(Records supplied Opens)

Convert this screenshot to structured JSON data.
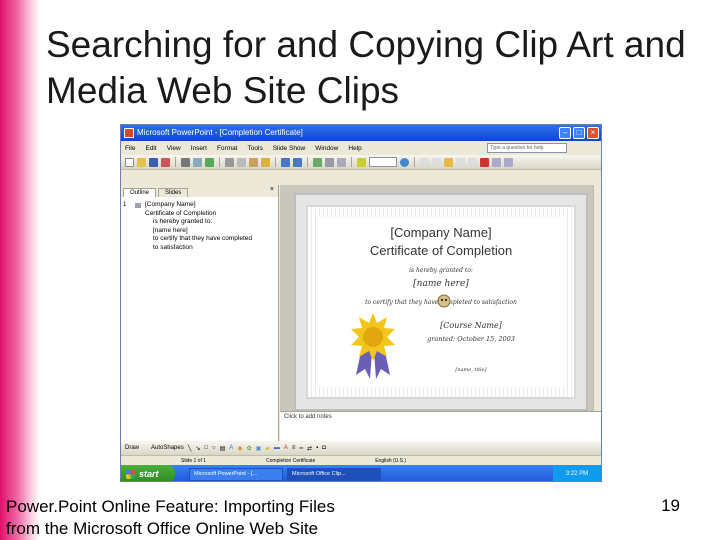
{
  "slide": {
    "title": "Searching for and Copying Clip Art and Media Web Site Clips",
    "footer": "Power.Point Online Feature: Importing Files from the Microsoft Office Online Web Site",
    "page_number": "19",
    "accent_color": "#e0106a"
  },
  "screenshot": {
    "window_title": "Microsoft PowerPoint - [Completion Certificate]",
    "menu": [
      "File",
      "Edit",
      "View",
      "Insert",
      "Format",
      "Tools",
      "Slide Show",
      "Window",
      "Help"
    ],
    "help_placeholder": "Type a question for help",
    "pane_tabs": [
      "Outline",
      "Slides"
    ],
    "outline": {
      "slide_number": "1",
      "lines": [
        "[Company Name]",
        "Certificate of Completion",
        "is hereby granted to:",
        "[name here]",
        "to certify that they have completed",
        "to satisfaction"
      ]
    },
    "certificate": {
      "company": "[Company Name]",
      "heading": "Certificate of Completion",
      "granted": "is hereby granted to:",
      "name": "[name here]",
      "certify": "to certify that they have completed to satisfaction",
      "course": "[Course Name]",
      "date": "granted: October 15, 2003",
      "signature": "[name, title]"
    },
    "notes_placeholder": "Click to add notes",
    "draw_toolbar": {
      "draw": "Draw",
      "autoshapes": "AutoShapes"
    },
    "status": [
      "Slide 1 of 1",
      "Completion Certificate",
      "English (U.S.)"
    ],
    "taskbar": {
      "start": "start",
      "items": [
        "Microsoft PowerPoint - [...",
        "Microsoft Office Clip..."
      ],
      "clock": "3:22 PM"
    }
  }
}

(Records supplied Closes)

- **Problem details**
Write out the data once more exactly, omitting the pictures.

- **Task response**
Convert this screenshot to structured JSON data.
{
  "slide": {
    "title": "Searching for and Copying Clip Art and Media Web Site Clips",
    "footer": "Power.Point Online Feature: Importing Files from the Microsoft Office Online Web Site",
    "page_number": "19",
    "accent_color": "#e0106a"
  },
  "screenshot": {
    "window_title": "Microsoft PowerPoint - [Completion Certificate]",
    "menu": [
      "File",
      "Edit",
      "View",
      "Insert",
      "Format",
      "Tools",
      "Slide Show",
      "Window",
      "Help"
    ],
    "help_placeholder": "Type a question for help",
    "pane_tabs": [
      "Outline",
      "Slides"
    ],
    "outline": {
      "slide_number": "1",
      "lines": [
        "[Company Name]",
        "Certificate of Completion",
        "is hereby granted to:",
        "[name here]",
        "to certify that they have completed",
        "to satisfaction"
      ]
    },
    "certificate": {
      "company": "[Company Name]",
      "heading": "Certificate of Completion",
      "granted": "is hereby granted to:",
      "name": "[name here]",
      "certify": "to certify that they have completed to satisfaction",
      "course": "[Course Name]",
      "date": "granted: October 15, 2003",
      "signature": "[name, title]"
    },
    "notes_placeholder": "Click to add notes",
    "draw_toolbar": {
      "draw": "Draw",
      "autoshapes": "AutoShapes"
    },
    "status": [
      "Slide 1 of 1",
      "Completion Certificate",
      "English (U.S.)"
    ],
    "taskbar": {
      "start": "start",
      "items": [
        "Microsoft PowerPoint - [...",
        "Microsoft Office Clip..."
      ],
      "clock": "3:22 PM"
    }
  }
}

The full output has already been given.